From: sergio seipke <firstname.lastname@example.org> (note: Sergio is writing a guide to S.Am. raptors)
To: Bill Clark <email@example.com> (note: Bill is a raptor expert who has authored several guides to N.Am. birds of prey)
Hi Bill! Yes, I agree, undboubtedly a Gray-bellied Hawk. Look how the dark mallar stripe touches the black cap behind the eye - you don't seed this in Ornate Hawk-eagle, where the rufous clearly separates the cap and the mallar stripe.Look for comparison at:http://farm1.static.flickr.com/34/72062929_f61e76f379.jpg?v=0Also the 'barring' on the median portion of the belly is more 'spotty' (unlike in OHE).Great news! Thanks for sharing them!!!I saw one older imature (thighs still barred, but rest like adult) in Darien, Panama in 2005, but since I took no photos and the bird was 'out of range' I usually don't mention it.

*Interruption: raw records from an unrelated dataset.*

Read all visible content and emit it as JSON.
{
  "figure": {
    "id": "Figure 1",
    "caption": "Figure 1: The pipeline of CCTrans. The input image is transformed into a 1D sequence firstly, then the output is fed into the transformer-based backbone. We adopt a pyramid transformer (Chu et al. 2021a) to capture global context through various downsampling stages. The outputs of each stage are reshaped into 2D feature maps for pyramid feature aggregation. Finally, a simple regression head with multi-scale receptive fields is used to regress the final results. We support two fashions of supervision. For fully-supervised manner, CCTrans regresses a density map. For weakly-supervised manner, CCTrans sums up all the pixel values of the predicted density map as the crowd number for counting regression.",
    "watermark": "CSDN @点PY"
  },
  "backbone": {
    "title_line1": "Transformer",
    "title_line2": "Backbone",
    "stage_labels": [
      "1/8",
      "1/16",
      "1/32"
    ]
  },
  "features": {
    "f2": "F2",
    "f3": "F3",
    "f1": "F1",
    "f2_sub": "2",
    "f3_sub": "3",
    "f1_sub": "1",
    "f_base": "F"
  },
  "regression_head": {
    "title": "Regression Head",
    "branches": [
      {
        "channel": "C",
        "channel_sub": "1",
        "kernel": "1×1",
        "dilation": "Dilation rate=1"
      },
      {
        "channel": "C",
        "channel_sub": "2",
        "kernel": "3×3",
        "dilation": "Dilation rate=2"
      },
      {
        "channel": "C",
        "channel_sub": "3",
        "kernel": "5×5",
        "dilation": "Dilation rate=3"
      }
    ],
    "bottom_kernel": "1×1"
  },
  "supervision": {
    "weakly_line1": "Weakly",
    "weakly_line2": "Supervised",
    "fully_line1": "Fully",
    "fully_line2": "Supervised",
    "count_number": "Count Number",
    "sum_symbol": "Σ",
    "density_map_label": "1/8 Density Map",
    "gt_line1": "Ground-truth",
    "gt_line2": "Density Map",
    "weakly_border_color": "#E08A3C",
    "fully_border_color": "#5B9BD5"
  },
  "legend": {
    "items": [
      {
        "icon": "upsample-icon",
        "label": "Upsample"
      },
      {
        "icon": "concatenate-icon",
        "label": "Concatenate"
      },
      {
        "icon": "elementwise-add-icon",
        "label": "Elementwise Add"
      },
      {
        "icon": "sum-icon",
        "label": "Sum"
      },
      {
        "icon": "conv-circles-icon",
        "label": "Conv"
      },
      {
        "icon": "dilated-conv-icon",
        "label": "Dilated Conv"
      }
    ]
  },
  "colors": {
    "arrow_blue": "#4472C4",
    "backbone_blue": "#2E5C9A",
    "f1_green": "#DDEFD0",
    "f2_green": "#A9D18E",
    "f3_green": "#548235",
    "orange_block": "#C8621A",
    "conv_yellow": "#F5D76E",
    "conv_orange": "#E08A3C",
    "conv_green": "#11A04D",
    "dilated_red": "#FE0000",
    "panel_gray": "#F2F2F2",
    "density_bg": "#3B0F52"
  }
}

Thank you again.
Ps: Please make sure you encourage the observers/photographers to publish this record. You can tell them they can quote my diagnosis if the'd like to -- no problem.---
El lun 15-dic-08, Bill Clark <firstname.lastname@example.org>
De: Bill Clark <email@example.com>
Asunto: [Fwd: Fwd: fotos ave en la selva]
Para: "sergio seipke" <firstname.lastname@example.org>
Fecha: lunes, 15 de diciembre de 2008, 3:26 pm
Hi Sergio,I think this is a juvenile A. poliogastor.
If so, it is way out of range in Costa Rica.
From: Jim Zook <email@example.com>
To: Bill Clark <firstname.lastname@example.org>
this funky little raptor was photographed here at La Selva not too long ago and its identification has stumped everyone, myself included. I'm leaning towards some transition juvenile-to-adult plumaged accipiter, but....? I've never seen anything like it before. I didn't see the bird, but those who did said it was not very big, they estimated about Double-toothed Kite sized. I've seen the branches where the bird was photographed (it was right next to the big suspension bridge on the way over to the lab clearing) and it surely must have been a fairly small bird. Anyway, hope all is well with you, and I´ll look forward to hearing your impressions.
bye for now, Jim